It’s a case that has confounded the FBI for almost half a century, but a new clue in the DB Cooper skyjacker mystery may have emerged.
On 24 November 1971, a man vanished out the back of a Boeing 727 into a freezing rain, wearing a business suit, a parachute and a pack with $200,000 in cash.
He was never found, but a boy digging on a Columbia River beach in 1980 discovered three bundles of weathered $20 bills - nearly $6,000 in all. It was Cooper’s cash, according to the serial numbers.
Over the years, innumerable theories about Cooper’s identity and fate have been examined by both professionals and amateur sleuths, though last year the FBI formally announced it was closing the unsolved case.
Now a team of 40 volunteers, including 12 former FBI staff, have come forward with potential new evidence.
Film executive Thomas Colbert, who put together the group, told Fox News his investigators had discovered what “appears to be a decades-old parachute strap.”
Colbert refused to reveal exactly where the group had been focusing, but claimed the strap was found “right where a credible source claimed the chute and remaining money are buried.”
He says he will pass the potential evidence to the FBI, as well as reveal where the dig site is.
The news channel points out that shortly after the FBI closed the case in July 2016, Colbert filed a federal lawsuit in an aim to obtain its entire file on the DB Cooper case. Colbert confirmed the archived FBI field reports had helped corroborate evidence which led to the dig.
At the time, the FBI said it would preserve evidence from the case at its Washington DC headquarters, but wouldn’t act on further tips unless parachutes or money relating to the case were found.
On 24 November, 1971, the night before Thanksgiving, a man described as being in his mid-40s with dark sunglasses and an olive complexion boarded a flight from Portland, Oregon, to Seattle-Tacoma International Airport.
He bought his $20 ticket under the name “Dan Cooper,” but an early wire-service report misidentified him as “DB Cooper,” and the name stuck.
Sitting in the rear of the plane, he handed a note to a flight attendant after takeoff. “Miss, I have a bomb and would like you to sit by me,” it said.
The man demanded $200,000 in cash plus four parachutes.
He received them at Sea-Tac, where he released the 36 passengers and two of the flight attendants. The plane took off again at his direction, heading slowly to Reno, Nevada, at the low height of 10,000 feet. Somewhere, apparently over southwestern Washington, Cooper lowered the aircraft’s rear stairs and jumped.
Last year the History Channel aired a show suggesting a 72-year-old California man, Robert W Rackstraw, might have been Cooper – a theory Colbert continues to subscribe to according to his book about the case, co-written with Tom Szollosi.
Rackstraw, a Vietnam veteran who had parachute training, was questioned about the skyjacking in 1978, after authorities found explosives in a Stockton warehouse he leased.

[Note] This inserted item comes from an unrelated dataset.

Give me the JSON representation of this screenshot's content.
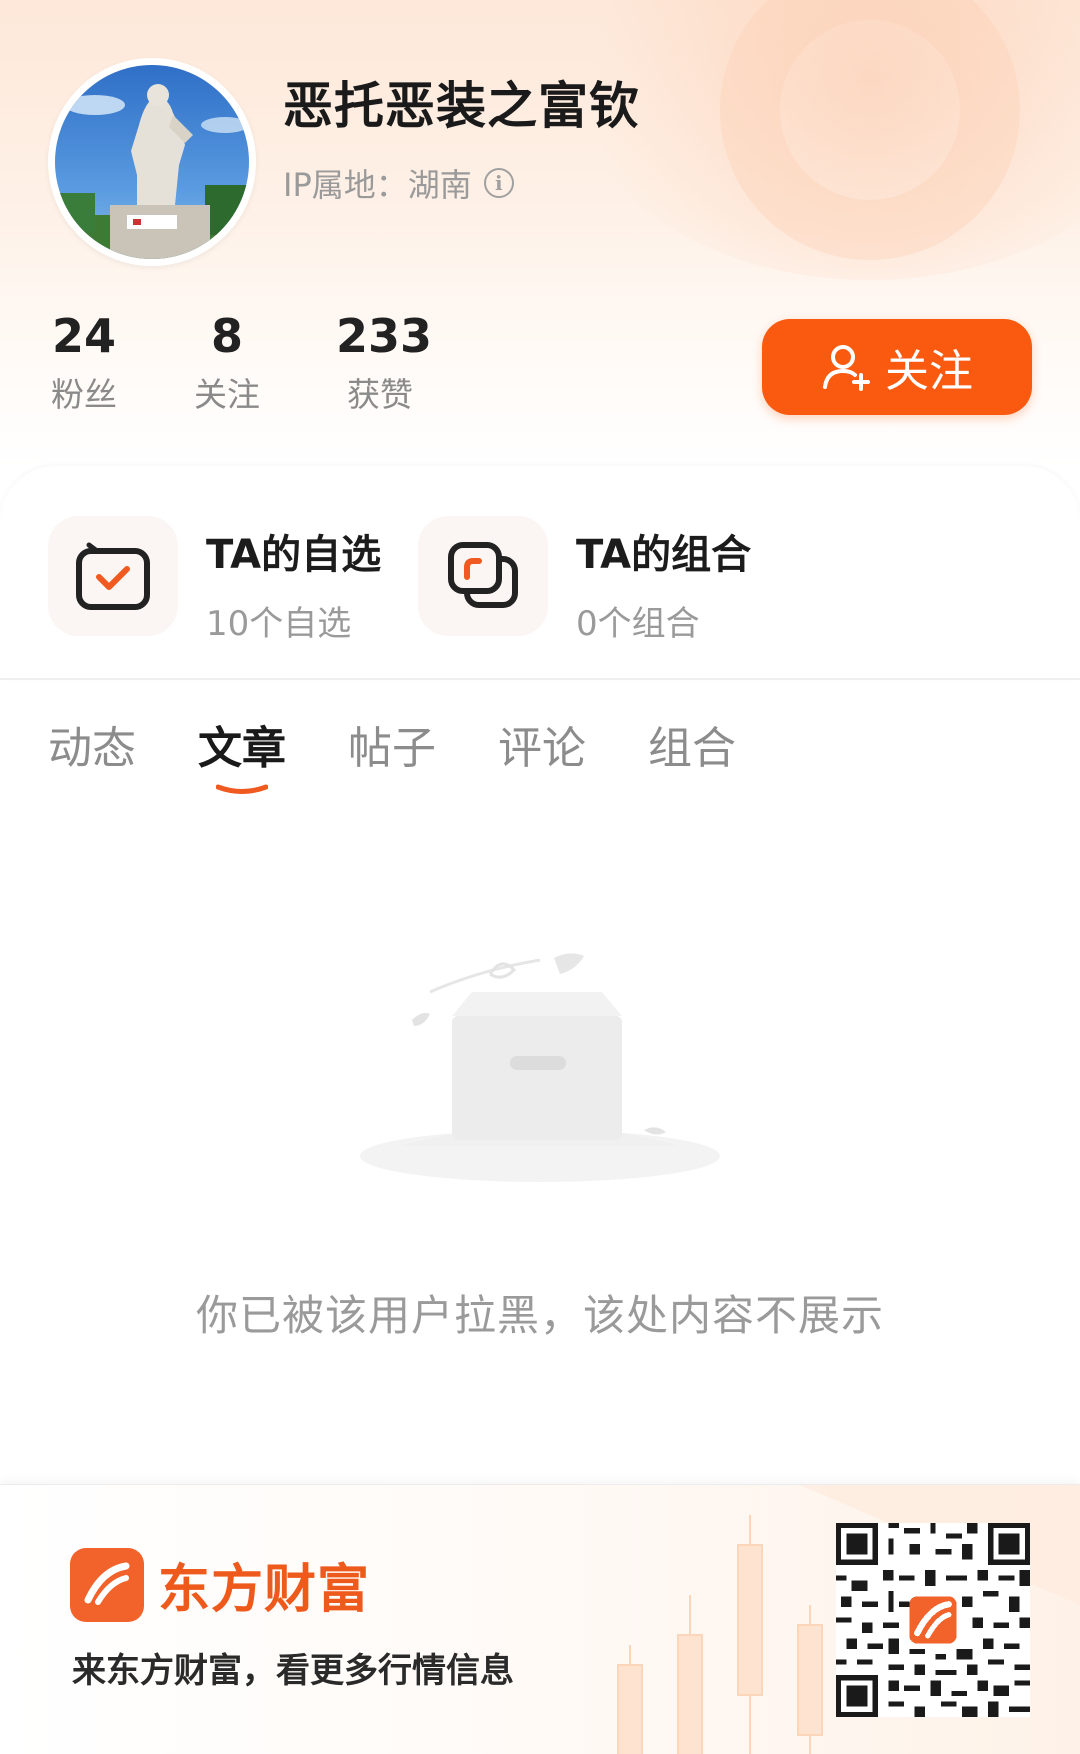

But he denied being Cooper, and the FBI said in 1979 he was no longer a suspect.
Rackstraw’s former lawyer, Dennis Roberts, of Oakland, said the documentary’s allegations about his client were false.
“He’s not DB Cooper, but nobody wants to listen,” Roberts said. “It’s the stupidest thing I’ve ever heard.”
In 2011, an Oklahoma woman told the FBI about a late uncle who showed up to Thanksgiving dinner in Oregon that year with serious injuries. A team that included a paleontologist from Seattle’s Burke Museum announced that particles of pure titanium found in the hijacker’s clip-on tie suggest he worked in the chemical industry or at a company that manufactured titanium.
A book that year, “Skyjack: The Hunt for DB Cooper,” by Geoffrey Gray, posited several theories, including that Cooper might have been a transgender mechanic from Washington state.
The most promising leads in recent years have come from amateurs, Gray said - including a notion put forth by a scientific illustrator at the University of Chicago that Cooper might have taken his persona from a French comic called “Dan Cooper,” a series about a test pilot in the Royal Canadian Air Force.
In one issue from 1963, the character boards an airliner wearing a dark suit and a mask over his eyes and sits in the back of the plane. He demands to be given a briefcase that’s in the cockpit, and then, wearing a military parachute, he jumps out - over a wooded area, at night, in the rain.
The comic was never translated into English, raising questions about whether the hijacker might have been a francophone.
“The fascination with Cooper has survived not because of the FBI investigation, but because he was able to do something that not only captured the public imagination, but also maintained a sense of mystery in the world,” Gray said.